## The input
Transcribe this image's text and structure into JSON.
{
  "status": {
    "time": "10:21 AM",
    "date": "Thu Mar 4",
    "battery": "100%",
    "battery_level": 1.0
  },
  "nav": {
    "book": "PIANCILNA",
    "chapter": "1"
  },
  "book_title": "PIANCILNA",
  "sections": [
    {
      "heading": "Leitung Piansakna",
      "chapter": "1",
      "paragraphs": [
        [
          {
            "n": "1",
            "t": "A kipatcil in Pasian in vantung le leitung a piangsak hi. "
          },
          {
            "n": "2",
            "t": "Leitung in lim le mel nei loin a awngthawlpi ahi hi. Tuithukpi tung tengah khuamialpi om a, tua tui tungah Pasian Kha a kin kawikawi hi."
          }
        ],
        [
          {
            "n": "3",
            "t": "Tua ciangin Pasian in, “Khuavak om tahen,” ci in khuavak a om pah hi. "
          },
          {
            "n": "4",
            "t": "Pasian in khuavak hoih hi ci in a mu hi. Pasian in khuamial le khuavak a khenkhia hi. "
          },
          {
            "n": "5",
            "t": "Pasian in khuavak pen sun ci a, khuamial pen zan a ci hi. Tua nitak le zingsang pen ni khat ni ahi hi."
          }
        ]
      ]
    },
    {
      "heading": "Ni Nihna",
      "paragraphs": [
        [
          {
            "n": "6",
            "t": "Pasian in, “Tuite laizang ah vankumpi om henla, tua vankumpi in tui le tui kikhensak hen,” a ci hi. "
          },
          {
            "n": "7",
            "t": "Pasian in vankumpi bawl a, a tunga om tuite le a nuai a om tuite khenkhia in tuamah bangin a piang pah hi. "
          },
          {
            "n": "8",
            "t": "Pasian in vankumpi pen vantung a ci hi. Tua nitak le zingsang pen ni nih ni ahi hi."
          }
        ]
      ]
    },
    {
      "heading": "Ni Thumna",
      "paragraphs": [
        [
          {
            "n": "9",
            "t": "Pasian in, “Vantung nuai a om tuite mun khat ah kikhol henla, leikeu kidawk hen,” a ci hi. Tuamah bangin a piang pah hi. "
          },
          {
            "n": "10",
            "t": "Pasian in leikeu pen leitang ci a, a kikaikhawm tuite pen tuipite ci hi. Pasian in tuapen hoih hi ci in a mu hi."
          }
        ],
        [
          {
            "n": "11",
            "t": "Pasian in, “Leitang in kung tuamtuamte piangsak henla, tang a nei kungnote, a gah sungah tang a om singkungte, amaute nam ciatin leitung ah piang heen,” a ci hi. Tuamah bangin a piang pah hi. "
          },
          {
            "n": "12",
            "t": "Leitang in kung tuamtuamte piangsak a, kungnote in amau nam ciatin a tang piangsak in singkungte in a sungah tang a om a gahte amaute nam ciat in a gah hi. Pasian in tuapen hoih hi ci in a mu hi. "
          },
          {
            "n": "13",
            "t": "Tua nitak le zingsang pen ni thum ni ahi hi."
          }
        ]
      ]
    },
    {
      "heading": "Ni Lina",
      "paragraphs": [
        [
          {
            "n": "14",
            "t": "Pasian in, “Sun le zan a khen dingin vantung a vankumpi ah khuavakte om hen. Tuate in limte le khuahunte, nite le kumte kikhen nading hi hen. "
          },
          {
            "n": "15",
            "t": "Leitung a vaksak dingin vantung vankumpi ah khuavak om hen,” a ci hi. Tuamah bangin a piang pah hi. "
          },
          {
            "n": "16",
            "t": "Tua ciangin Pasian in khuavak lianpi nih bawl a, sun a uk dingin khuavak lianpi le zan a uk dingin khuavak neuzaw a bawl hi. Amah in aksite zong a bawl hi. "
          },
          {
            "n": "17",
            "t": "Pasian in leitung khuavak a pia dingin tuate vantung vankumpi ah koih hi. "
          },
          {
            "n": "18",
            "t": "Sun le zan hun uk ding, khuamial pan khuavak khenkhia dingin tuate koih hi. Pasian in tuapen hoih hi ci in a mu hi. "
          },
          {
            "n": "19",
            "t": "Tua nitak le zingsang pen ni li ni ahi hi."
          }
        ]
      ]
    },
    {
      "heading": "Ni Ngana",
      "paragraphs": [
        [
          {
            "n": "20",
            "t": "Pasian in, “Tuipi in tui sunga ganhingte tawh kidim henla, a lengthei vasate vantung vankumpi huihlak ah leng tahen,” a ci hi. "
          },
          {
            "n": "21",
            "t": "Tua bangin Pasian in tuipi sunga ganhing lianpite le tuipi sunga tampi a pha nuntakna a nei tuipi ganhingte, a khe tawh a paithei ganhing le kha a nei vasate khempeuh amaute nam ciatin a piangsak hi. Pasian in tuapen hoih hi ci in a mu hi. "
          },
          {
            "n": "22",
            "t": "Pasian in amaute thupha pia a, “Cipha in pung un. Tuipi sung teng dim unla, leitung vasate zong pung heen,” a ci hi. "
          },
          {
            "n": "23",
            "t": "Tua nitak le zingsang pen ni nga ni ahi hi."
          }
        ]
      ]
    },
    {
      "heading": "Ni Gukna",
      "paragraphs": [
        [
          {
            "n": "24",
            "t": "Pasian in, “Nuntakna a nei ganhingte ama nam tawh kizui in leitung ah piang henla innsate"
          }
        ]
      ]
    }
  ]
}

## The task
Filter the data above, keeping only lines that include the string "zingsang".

## Your solution
            "t": "Pasian in khuavak pen sun ci a, khuamial pen zan a ci hi. Tua nitak le zingsang pen ni khat ni ahi hi."
            "t": "Pasian in vankumpi pen vantung a ci hi. Tua nitak le zingsang pen ni nih ni ahi hi."
            "t": "Tua nitak le zingsang pen ni thum ni ahi hi."
            "t": "Tua nitak le zingsang pen ni li ni ahi hi."
            "t": "Tua nitak le zingsang pen ni nga ni ahi hi."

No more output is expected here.